It’s entirely appropriate that Makers Square is a work in progress.
The grounds surrounding the brick-red building are covered with projects under construction, including large aquaponic planters built from pallets for herbs and fruit trees. Nine shipping containers are being repurposed as classrooms, a pottery studio, a photography studio and rentable individual workspaces. Also in the plans: The roofs of those containers will be covered with gardens.
Inside the building and around the back, there is a woodworking shop, a blacksmith shop, welding areas, an electronics lab, sewing studio, communal meeting spaces, a kitchen and more, all packed with industrial-strength tools of the trades.
Makers Square, tucked inside a neighborhood behind the Home Depot store off Sunrise Boulevard and U.S. 1, is part workspace, part hangout for “makers” or local inventors, tinkerers, techies, entrepreneurs and artisans who get together to make stuff.
“What we found is there a large creative class, but no one knows one another. People are really excited to have a creative hub in Fort Lauderdale,” said Brian Weiner, who opened the space with two partners earlier this month. And more are on the way: A network of warehouse-size spaces for makers is forming from Miami to northern Palm Beach County.
Often combining technology, the creative arts and entrepreneurship, these maker spaces are an outgrowth of a movement that has been spreading around the country and, recently, to South Florida. “Open hack” and “maker nights” are making regular appearances on event calendars. Maker camps, coding dojos and museum events draw tinkerers of all ages. A local filmmaking group from Jump Art Media hopes to make a documentary called Think Build Believe about the maker movement.
And to showcase all the activity, a Miami Mini Maker Faire, a one-day extravaganza for all things handmade, is coming to three locations in Wynwood next month. There, about 60 makers will exhibit their creations — including a school bus converted into a micro-theater, a high-tech, high-def pinball machine and, possibly, Weiner’s 16-foot biplane made from bamboo.

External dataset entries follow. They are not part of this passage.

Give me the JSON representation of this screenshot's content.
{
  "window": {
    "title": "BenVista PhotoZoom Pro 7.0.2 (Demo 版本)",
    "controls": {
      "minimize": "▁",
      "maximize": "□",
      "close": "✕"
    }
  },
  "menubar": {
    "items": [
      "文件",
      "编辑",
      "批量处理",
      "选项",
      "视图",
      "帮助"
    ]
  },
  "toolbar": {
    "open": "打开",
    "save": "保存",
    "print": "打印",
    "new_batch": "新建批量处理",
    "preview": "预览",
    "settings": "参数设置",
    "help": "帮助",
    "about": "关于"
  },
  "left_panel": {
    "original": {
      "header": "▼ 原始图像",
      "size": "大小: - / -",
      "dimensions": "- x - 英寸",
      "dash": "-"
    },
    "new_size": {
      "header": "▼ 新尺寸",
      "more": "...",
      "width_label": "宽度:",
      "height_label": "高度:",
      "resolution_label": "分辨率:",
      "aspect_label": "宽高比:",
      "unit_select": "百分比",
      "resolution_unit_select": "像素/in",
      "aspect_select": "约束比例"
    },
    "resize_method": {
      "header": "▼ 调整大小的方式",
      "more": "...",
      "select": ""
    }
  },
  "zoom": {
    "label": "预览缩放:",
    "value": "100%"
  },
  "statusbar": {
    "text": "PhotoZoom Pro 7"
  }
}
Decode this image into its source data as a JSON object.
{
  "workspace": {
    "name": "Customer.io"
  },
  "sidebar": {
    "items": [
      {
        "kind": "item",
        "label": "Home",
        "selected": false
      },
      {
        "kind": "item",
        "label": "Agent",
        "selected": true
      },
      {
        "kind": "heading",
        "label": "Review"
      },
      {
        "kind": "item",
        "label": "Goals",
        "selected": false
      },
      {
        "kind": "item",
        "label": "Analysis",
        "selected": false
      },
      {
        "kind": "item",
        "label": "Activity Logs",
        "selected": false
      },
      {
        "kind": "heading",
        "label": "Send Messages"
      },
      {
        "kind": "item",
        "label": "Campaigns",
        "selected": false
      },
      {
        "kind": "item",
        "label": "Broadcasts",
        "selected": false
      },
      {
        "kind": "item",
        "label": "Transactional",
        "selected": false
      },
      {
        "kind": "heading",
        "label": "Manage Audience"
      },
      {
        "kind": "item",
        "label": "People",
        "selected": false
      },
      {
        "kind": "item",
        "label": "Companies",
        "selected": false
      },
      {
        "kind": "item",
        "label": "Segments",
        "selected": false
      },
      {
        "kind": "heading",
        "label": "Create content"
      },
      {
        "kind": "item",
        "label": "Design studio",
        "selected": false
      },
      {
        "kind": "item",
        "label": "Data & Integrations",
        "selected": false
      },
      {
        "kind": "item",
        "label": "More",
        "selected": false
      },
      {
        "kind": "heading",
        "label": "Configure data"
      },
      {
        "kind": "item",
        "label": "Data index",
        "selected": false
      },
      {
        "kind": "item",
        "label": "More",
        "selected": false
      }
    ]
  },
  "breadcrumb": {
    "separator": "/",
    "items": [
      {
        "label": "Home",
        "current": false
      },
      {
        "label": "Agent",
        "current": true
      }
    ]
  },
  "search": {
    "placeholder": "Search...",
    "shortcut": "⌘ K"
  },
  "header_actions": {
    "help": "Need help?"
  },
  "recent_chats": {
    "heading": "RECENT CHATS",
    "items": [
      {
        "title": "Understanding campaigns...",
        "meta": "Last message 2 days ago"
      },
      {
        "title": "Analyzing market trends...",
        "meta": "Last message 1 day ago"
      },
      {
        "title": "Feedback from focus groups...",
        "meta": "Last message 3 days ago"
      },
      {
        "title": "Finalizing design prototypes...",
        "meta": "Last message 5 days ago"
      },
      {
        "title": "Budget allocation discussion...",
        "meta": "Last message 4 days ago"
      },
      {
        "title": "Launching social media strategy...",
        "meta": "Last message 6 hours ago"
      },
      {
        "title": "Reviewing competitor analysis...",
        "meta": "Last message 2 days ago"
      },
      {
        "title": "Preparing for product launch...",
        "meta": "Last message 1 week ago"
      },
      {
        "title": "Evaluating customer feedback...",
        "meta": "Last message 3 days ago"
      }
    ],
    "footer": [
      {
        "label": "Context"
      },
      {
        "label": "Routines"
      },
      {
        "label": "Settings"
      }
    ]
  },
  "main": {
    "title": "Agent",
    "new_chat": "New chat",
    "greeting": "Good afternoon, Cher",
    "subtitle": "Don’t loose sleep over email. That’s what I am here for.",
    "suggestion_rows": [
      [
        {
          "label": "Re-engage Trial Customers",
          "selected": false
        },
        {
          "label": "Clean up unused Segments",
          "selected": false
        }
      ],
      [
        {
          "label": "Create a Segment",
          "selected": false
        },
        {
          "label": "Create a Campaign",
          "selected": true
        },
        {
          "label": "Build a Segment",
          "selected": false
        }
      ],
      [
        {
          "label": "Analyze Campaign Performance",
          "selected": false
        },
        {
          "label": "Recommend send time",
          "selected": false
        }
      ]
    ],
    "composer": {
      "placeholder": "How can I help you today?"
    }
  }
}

There also will be presentations, workshops and activities for all ages at the Mini Maker Faire, which is expected to draw about 1,000. “It’s a great place to bring your kids,” said organizer Rick Herrero.
Some maker events and spaces are focused on the tech, where groups of technologists come together to build their projects — from apps to robots to virtual reality games — or to hack away at a civic project, for instance. Other events are focused on industrial projects involving woodworking, metalworking or sewing. Some events are a combination of the two, like the upcoming Mini Maker Faire.
Those in the movement like to point out that that there is nothing new about makers. For centuries, people have been tinkering in their garages, the incubator of many of the world’s greatest inventions. But rather than being solitary, many of them like to create with other like-minded makers. Think your grandmother’s canning parties or that woodworking project that brought out the whole neighborhood of advisers and assistants.
But now, with the tools of tech becoming more accessible and affordable, particularly the 3D printer, the maker movement is moving to a whole new level. It’s now possible to design your project with software and to make a model of it or parts for it with a 3D printer, take the plans into the wood shop, metal shop or sewing shop and bring the idea to life with your own hands.